**WHAT TO DO**
For the entries below, report every line that includes the word "price".

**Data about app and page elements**
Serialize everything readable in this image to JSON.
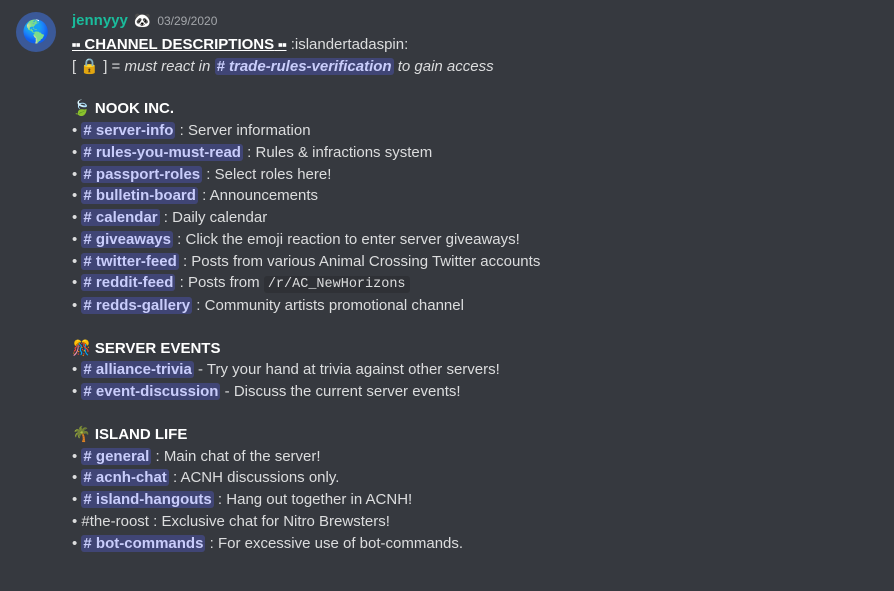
{
  "author": {
    "name": "jennyyy",
    "badge": "🐼"
  },
  "timestamp": "03/29/2020",
  "header": {
    "prefix": "⬝⬝ ",
    "title": "CHANNEL DESCRIPTIONS",
    "suffix": " ⬝⬝",
    "spin": " :islandertadaspin:"
  },
  "legend": {
    "open": "[ ",
    "lock": "🔒",
    "mid": " ] = ",
    "must": "must react in",
    "trade": "# trade-rules-verification",
    "end": "to gain access"
  },
  "sections": [
    {
      "emoji": "🍃",
      "title": " NOOK INC.",
      "items": [
        {
          "ch": "# server-info",
          "sep": " : ",
          "desc": "Server information"
        },
        {
          "ch": "# rules-you-must-read",
          "sep": " : ",
          "desc": "Rules & infractions system"
        },
        {
          "ch": "# passport-roles",
          "sep": " : ",
          "desc": "Select roles here!"
        },
        {
          "ch": "# bulletin-board",
          "sep": " : ",
          "desc": "Announcements"
        },
        {
          "ch": "# calendar",
          "sep": " : ",
          "desc": "Daily calendar"
        },
        {
          "ch": "# giveaways",
          "sep": " : ",
          "desc": "Click the emoji reaction to enter server giveaways!"
        },
        {
          "ch": "# twitter-feed",
          "sep": " : ",
          "desc": "Posts from various Animal Crossing Twitter accounts"
        },
        {
          "ch": "# reddit-feed",
          "sep": " : ",
          "desc": "Posts from ",
          "code": "/r/AC_NewHorizons"
        },
        {
          "ch": "# redds-gallery",
          "sep": " : ",
          "desc": "Community artists promotional channel"
        }
      ]
    },
    {
      "emoji": "🎊",
      "title": " SERVER EVENTS",
      "items": [
        {
          "ch": "# alliance-trivia",
          "sep": " - ",
          "desc": "Try your hand at trivia against other servers!"
        },
        {
          "ch": "# event-discussion",
          "sep": " - ",
          "desc": "Discuss the current server events!"
        }
      ]
    },
    {
      "emoji": "🌴",
      "title": " ISLAND LIFE",
      "items": [
        {
          "ch": "# general",
          "sep": " : ",
          "desc": "Main chat of the server!"
        },
        {
          "ch": "# acnh-chat",
          "sep": " : ",
          "desc": "ACNH discussions only."
        },
        {
          "ch": "# island-hangouts",
          "sep": " : ",
          "desc": "Hang out together in ACNH!"
        },
        {
          "plain": "#the-roost",
          "sep": " : ",
          "desc": "Exclusive chat for Nitro Brewsters!"
        },
        {
          "ch": "# bot-commands",
          "sep": " : ",
          "desc": "For excessive use of bot-commands."
        }
      ]
    }
  ]
}
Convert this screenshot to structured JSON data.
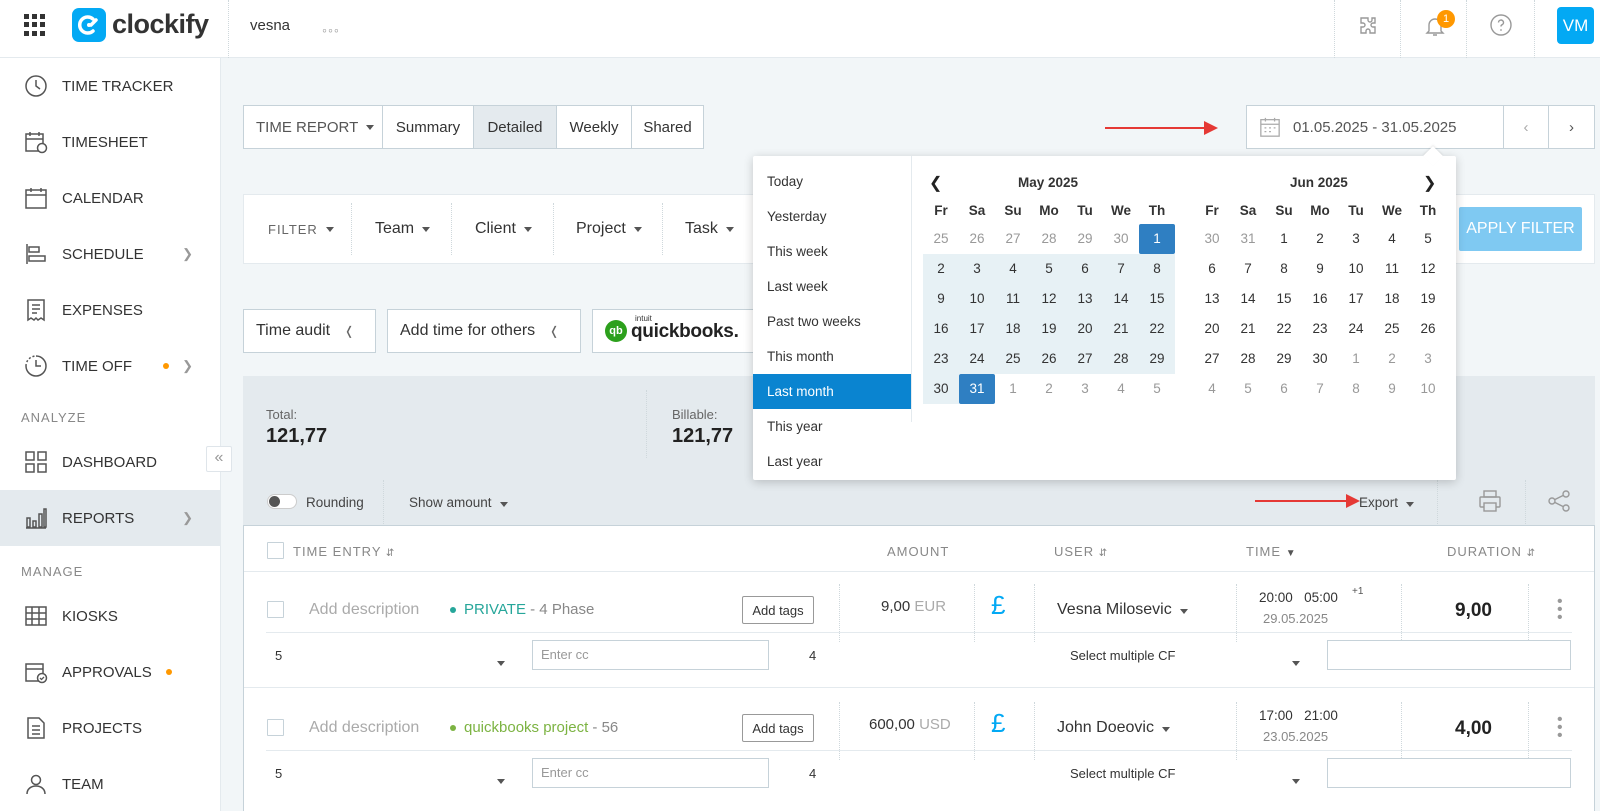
{
  "header": {
    "app_name": "clockify",
    "workspace": "vesna",
    "more": "◦◦◦",
    "notif_count": "1",
    "avatar": "VM"
  },
  "sidebar": {
    "items": [
      {
        "label": "TIME TRACKER",
        "icon": "clock-icon"
      },
      {
        "label": "TIMESHEET",
        "icon": "timesheet-icon"
      },
      {
        "label": "CALENDAR",
        "icon": "calendar-icon"
      },
      {
        "label": "SCHEDULE",
        "icon": "schedule-icon"
      },
      {
        "label": "EXPENSES",
        "icon": "receipt-icon"
      },
      {
        "label": "TIME OFF",
        "icon": "time-off-icon"
      },
      {
        "label": "DASHBOARD",
        "icon": "dashboard-icon"
      },
      {
        "label": "REPORTS",
        "icon": "reports-icon"
      },
      {
        "label": "KIOSKS",
        "icon": "kiosk-icon"
      },
      {
        "label": "APPROVALS",
        "icon": "approvals-icon"
      },
      {
        "label": "PROJECTS",
        "icon": "projects-icon"
      },
      {
        "label": "TEAM",
        "icon": "team-icon"
      }
    ],
    "section_analyze": "ANALYZE",
    "section_manage": "MANAGE",
    "collapse": "«"
  },
  "report": {
    "type_label": "TIME REPORT",
    "tabs": [
      "Summary",
      "Detailed",
      "Weekly",
      "Shared"
    ],
    "active_tab": "Detailed",
    "date_range": "01.05.2025 - 31.05.2025"
  },
  "filter": {
    "label": "FILTER",
    "items": [
      "Team",
      "Client",
      "Project",
      "Task"
    ],
    "apply": "APPLY FILTER"
  },
  "tools": {
    "time_audit": "Time audit",
    "add_time": "Add time for others",
    "qb_intuit": "intuit",
    "qb_name": "quickbooks."
  },
  "totals": {
    "total_label": "Total:",
    "total_value": "121,77",
    "billable_label": "Billable:",
    "billable_value": "121,77"
  },
  "options": {
    "rounding": "Rounding",
    "show_amount": "Show amount",
    "export": "Export"
  },
  "table": {
    "headers": {
      "entry": "TIME ENTRY",
      "amount": "AMOUNT",
      "user": "USER",
      "time": "TIME",
      "duration": "DURATION"
    },
    "rows": [
      {
        "description": "Add description",
        "project": "PRIVATE",
        "task": "- 4 Phase",
        "project_color": "#26a69a",
        "tags": "Add tags",
        "amount": "9,00",
        "currency": "EUR",
        "billable": "£",
        "user": "Vesna Milosevic",
        "start": "20:00",
        "end": "05:00",
        "plus": "+1",
        "date": "29.05.2025",
        "duration": "9,00",
        "cf_num": "5",
        "cf_text": "Enter cc",
        "cf_val": "4",
        "cf_multi": "Select multiple CF"
      },
      {
        "description": "Add description",
        "project": "quickbooks project",
        "task": "- 56",
        "project_color": "#7cb342",
        "tags": "Add tags",
        "amount": "600,00",
        "currency": "USD",
        "billable": "£",
        "user": "John Doeovic",
        "start": "17:00",
        "end": "21:00",
        "plus": "",
        "date": "23.05.2025",
        "duration": "4,00",
        "cf_num": "5",
        "cf_text": "Enter cc",
        "cf_val": "4",
        "cf_multi": "Select multiple CF"
      }
    ]
  },
  "datepicker": {
    "presets": [
      "Today",
      "Yesterday",
      "This week",
      "Last week",
      "Past two weeks",
      "This month",
      "Last month",
      "This year",
      "Last year"
    ],
    "selected_preset": "Last month",
    "weekdays": [
      "Fr",
      "Sa",
      "Su",
      "Mo",
      "Tu",
      "We",
      "Th"
    ],
    "left": {
      "title": "May 2025",
      "weeks": [
        [
          "25",
          "26",
          "27",
          "28",
          "29",
          "30",
          "1"
        ],
        [
          "2",
          "3",
          "4",
          "5",
          "6",
          "7",
          "8"
        ],
        [
          "9",
          "10",
          "11",
          "12",
          "13",
          "14",
          "15"
        ],
        [
          "16",
          "17",
          "18",
          "19",
          "20",
          "21",
          "22"
        ],
        [
          "23",
          "24",
          "25",
          "26",
          "27",
          "28",
          "29"
        ],
        [
          "30",
          "31",
          "1",
          "2",
          "3",
          "4",
          "5"
        ]
      ]
    },
    "right": {
      "title": "Jun 2025",
      "weeks": [
        [
          "30",
          "31",
          "1",
          "2",
          "3",
          "4",
          "5"
        ],
        [
          "6",
          "7",
          "8",
          "9",
          "10",
          "11",
          "12"
        ],
        [
          "13",
          "14",
          "15",
          "16",
          "17",
          "18",
          "19"
        ],
        [
          "20",
          "21",
          "22",
          "23",
          "24",
          "25",
          "26"
        ],
        [
          "27",
          "28",
          "29",
          "30",
          "1",
          "2",
          "3"
        ],
        [
          "4",
          "5",
          "6",
          "7",
          "8",
          "9",
          "10"
        ]
      ]
    }
  },
  "colors": {
    "brand": "#03a9f4",
    "selected": "#0a84d0",
    "range_edge": "#2f7fc2",
    "range_fill": "#e7f1f5",
    "arrow": "#e53935",
    "dot": "#ff9800"
  }
}
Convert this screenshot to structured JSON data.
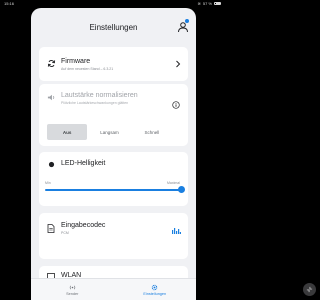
{
  "status_bar": {
    "time": "15:16",
    "battery": "57 %"
  },
  "header": {
    "title": "Einstellungen"
  },
  "firmware": {
    "title": "Firmware",
    "subtitle": "Auf dem neuesten Stand – 6.3.21"
  },
  "normalize": {
    "title": "Lautstärke normalisieren",
    "subtitle": "Plötzliche Lautstärkeschwankungen glätten",
    "options": [
      "Aus",
      "Langsam",
      "Schnell"
    ],
    "selected": "Aus"
  },
  "led": {
    "title": "LED-Helligkeit",
    "min_label": "Min",
    "max_label": "Maximal",
    "level": 1.0
  },
  "codec": {
    "title": "Eingabecodec",
    "subtitle": "PCM"
  },
  "next_card": {
    "title": "WLAN"
  },
  "bottom_nav": {
    "items": [
      "Sender",
      "Einstellungen"
    ],
    "active": "Einstellungen"
  },
  "colors": {
    "accent": "#1a7fe0",
    "background": "#f0f1f4",
    "card": "#ffffff"
  }
}
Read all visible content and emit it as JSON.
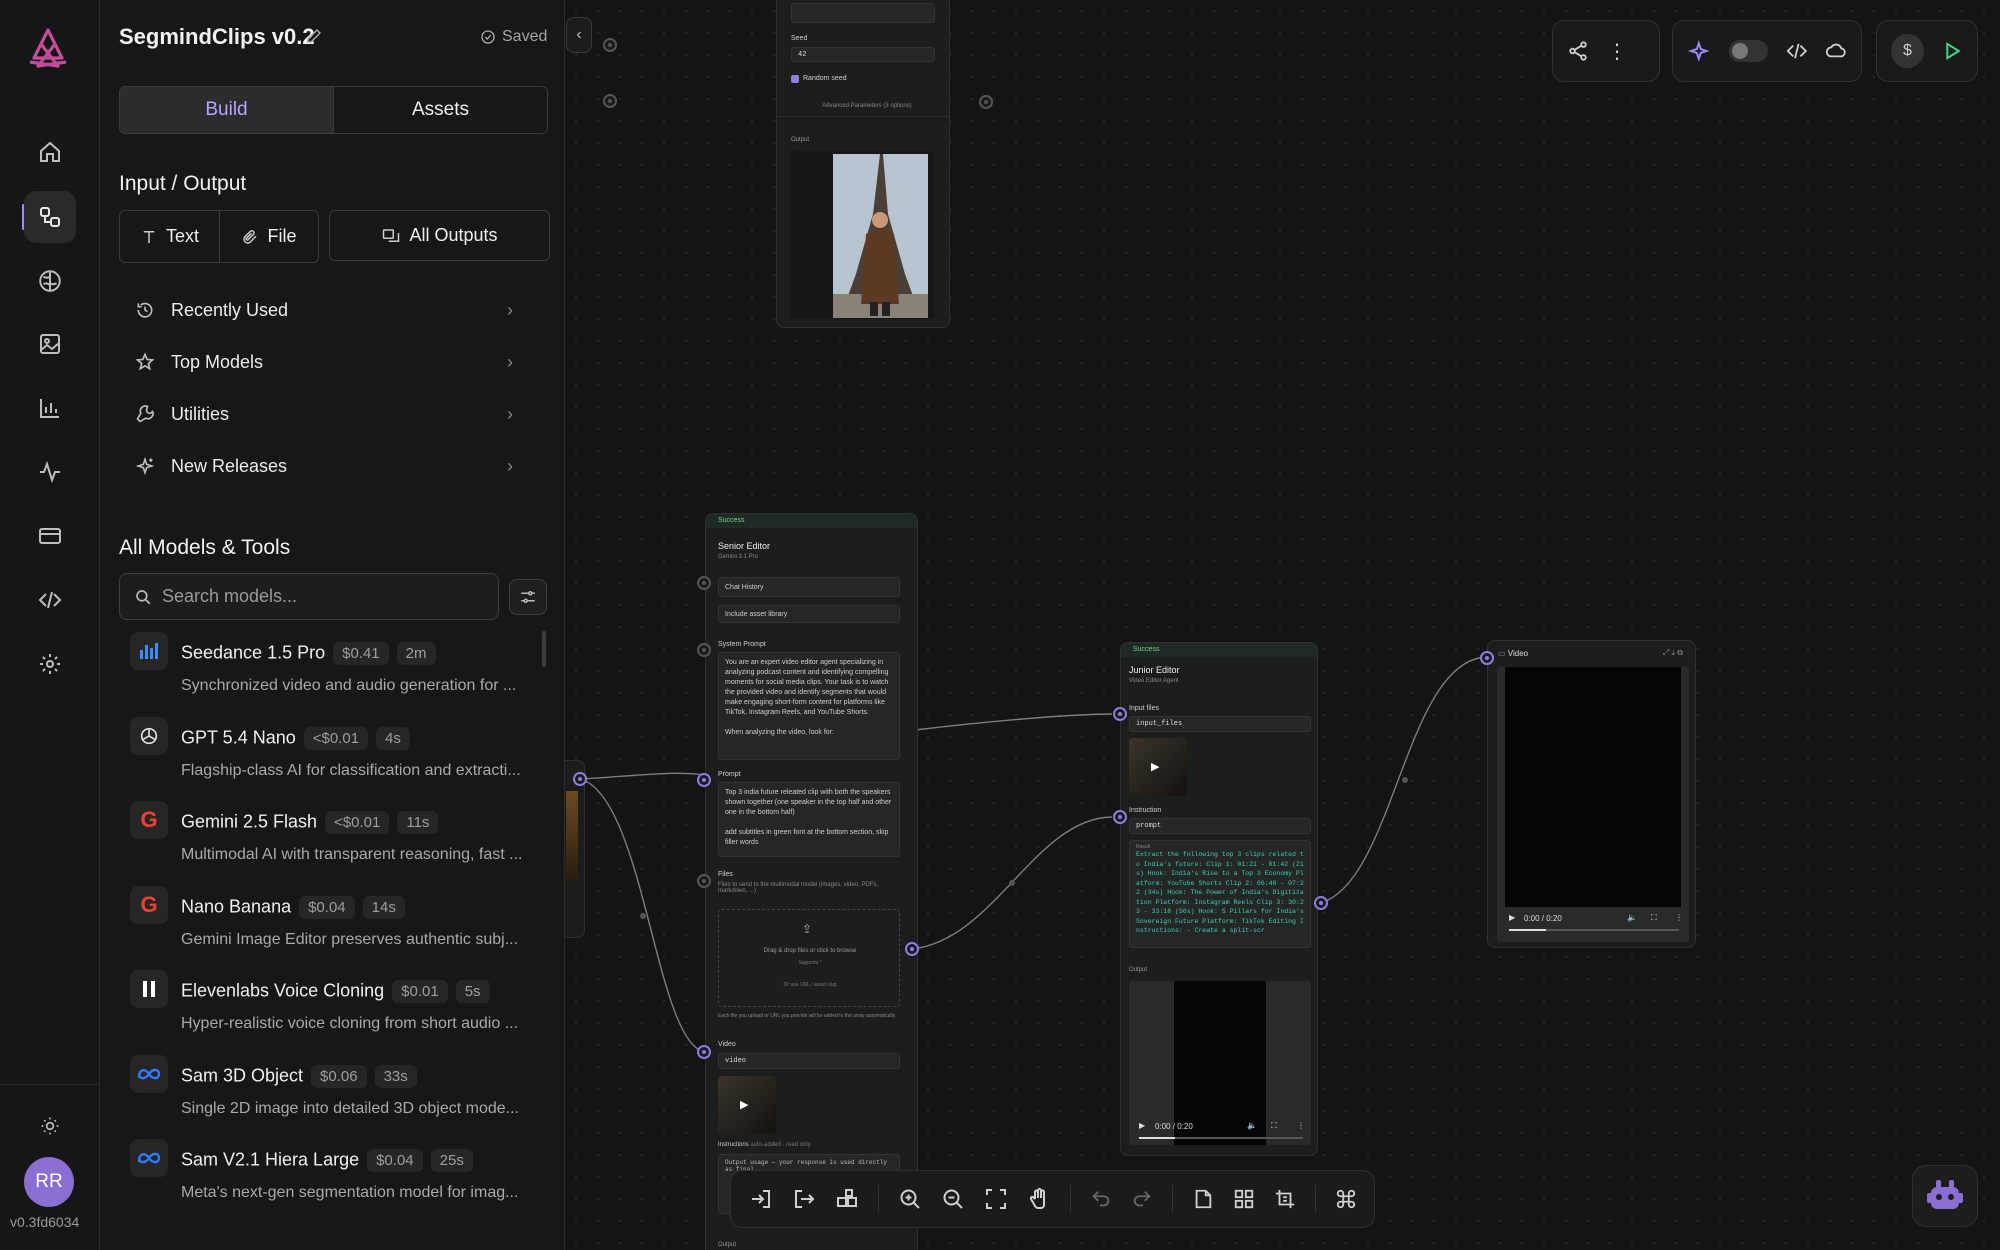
{
  "app": {
    "project_name": "SegmindClips v0.2",
    "saved_label": "Saved",
    "version": "v0.3fd6034",
    "user_initials": "RR"
  },
  "tabs": [
    {
      "label": "Build"
    },
    {
      "label": "Assets"
    }
  ],
  "io": {
    "heading": "Input / Output",
    "text": "Text",
    "file": "File",
    "all_outputs": "All Outputs"
  },
  "categories": [
    {
      "label": "Recently Used",
      "icon": "history-icon"
    },
    {
      "label": "Top Models",
      "icon": "star-icon"
    },
    {
      "label": "Utilities",
      "icon": "wrench-icon"
    },
    {
      "label": "New Releases",
      "icon": "sparkles-icon"
    }
  ],
  "models_heading": "All Models & Tools",
  "search": {
    "placeholder": "Search models..."
  },
  "models": [
    {
      "name": "Seedance 1.5 Pro",
      "price": "$0.41",
      "time": "2m",
      "desc": "Synchronized video and audio generation for ...",
      "icon": "bars-icon",
      "icon_color": "#3a8cff"
    },
    {
      "name": "GPT 5.4 Nano",
      "price": "<$0.01",
      "time": "4s",
      "desc": "Flagship-class AI for classification and extracti...",
      "icon": "openai-icon",
      "icon_color": "#e0e0e0"
    },
    {
      "name": "Gemini 2.5 Flash",
      "price": "<$0.01",
      "time": "11s",
      "desc": "Multimodal AI with transparent reasoning, fast ...",
      "icon": "google-icon",
      "icon_color": "#ea4335"
    },
    {
      "name": "Nano Banana",
      "price": "$0.04",
      "time": "14s",
      "desc": "Gemini Image Editor preserves authentic subj...",
      "icon": "google-icon",
      "icon_color": "#ea4335"
    },
    {
      "name": "Elevenlabs Voice Cloning",
      "price": "$0.01",
      "time": "5s",
      "desc": "Hyper-realistic voice cloning from short audio ...",
      "icon": "elevenlabs-icon",
      "icon_color": "#ffffff"
    },
    {
      "name": "Sam 3D Object",
      "price": "$0.06",
      "time": "33s",
      "desc": "Single 2D image into detailed 3D object mode...",
      "icon": "meta-icon",
      "icon_color": "#2d7bff"
    },
    {
      "name": "Sam V2.1 Hiera Large",
      "price": "$0.04",
      "time": "25s",
      "desc": "Meta's next-gen segmentation model for imag...",
      "icon": "meta-icon",
      "icon_color": "#2d7bff"
    }
  ],
  "top_node": {
    "seed_label": "Seed",
    "seed_value": "42",
    "random_seed": "Random seed",
    "advanced": "Advanced Parameters (3 options)",
    "output_label": "Output"
  },
  "senior_editor": {
    "status": "Success",
    "title": "Senior Editor",
    "subtitle": "Gemini 3.1 Pro",
    "chat_history": "Chat History",
    "include_asset": "Include asset library",
    "system_prompt_label": "System Prompt",
    "system_prompt": "You are an expert video editor agent specializing in analyzing podcast content and identifying compelling moments for social media clips. Your task is to watch the provided video and identify segments that would make engaging short-form content for platforms like TikTok, Instagram Reels, and YouTube Shorts.",
    "system_prompt_2": "When analyzing the video, look for:",
    "prompt_label": "Prompt",
    "prompt": "Top 3 india future releated clip with both the speakers shown together (one speaker in the top half and other one in the bottom half)",
    "prompt_2": "add subtitles in green font at the bottom section, skip filler words",
    "files_label": "Files",
    "files_help": "Files to send to the multimodal model (images, video, PDFs, markdown, ...)",
    "drop_text": "Drag & drop files or click to browse",
    "supports": "Supports *",
    "or_url": "Or use URL / asset slug",
    "each_file": "Each file you upload or URL you provide will be added to the array automatically.",
    "video_label": "Video",
    "video_tag": "video",
    "instructions_label": "Instructions",
    "instructions_note": "auto-added · read only",
    "instructions": "Output usage — your response is used directly as final...",
    "output_label": "Output"
  },
  "junior_editor": {
    "status": "Success",
    "title": "Junior Editor",
    "subtitle": "Video Editor Agent",
    "input_files_label": "Input files",
    "input_files_tag": "input_files",
    "instruction_label": "Instruction",
    "instruction_tag": "prompt",
    "result_label": "Result",
    "result": "Extract the following top 3 clips related to India's future: Clip 1: 01:21 - 01:42 (21s) Hook: India's Rise to a Top 3 Economy Platform: YouTube Shorts Clip 2: 06:48 - 07:22 (34s) Hook: The Power of India's Digitization Platform: Instagram Reels Clip 3: 30:23 - 33:18 (56s) Hook: 5 Pillars for India's Sovereign Future Platform: TikTok Editing Instructions: - Create a split-scr",
    "output_label": "Output",
    "player_time": "0:00 / 0:20"
  },
  "video_node": {
    "title": "Video",
    "player_time": "0:00 / 0:20"
  },
  "colors": {
    "accent": "#9a8cff",
    "success": "#6fcf97",
    "run": "#3ddc84",
    "port": "#8f7ddc"
  }
}
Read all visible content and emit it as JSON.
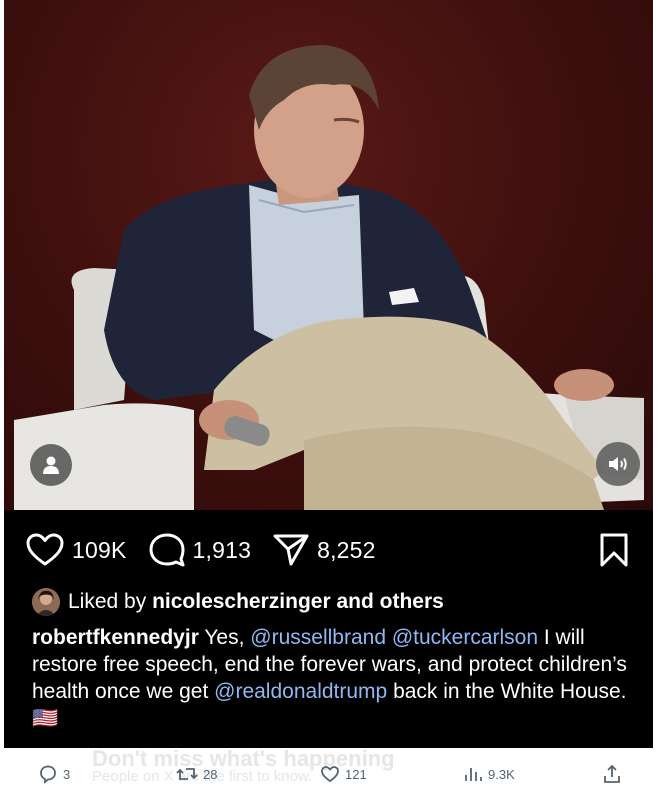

**TASK RESPONSE**
      "price": "$0.41",
      "price": "<$0.01",
      "price": "<$0.01",
      "price": "$0.04",
      "price": "$0.01",
      "price": "$0.06",
      "price": "$0.04",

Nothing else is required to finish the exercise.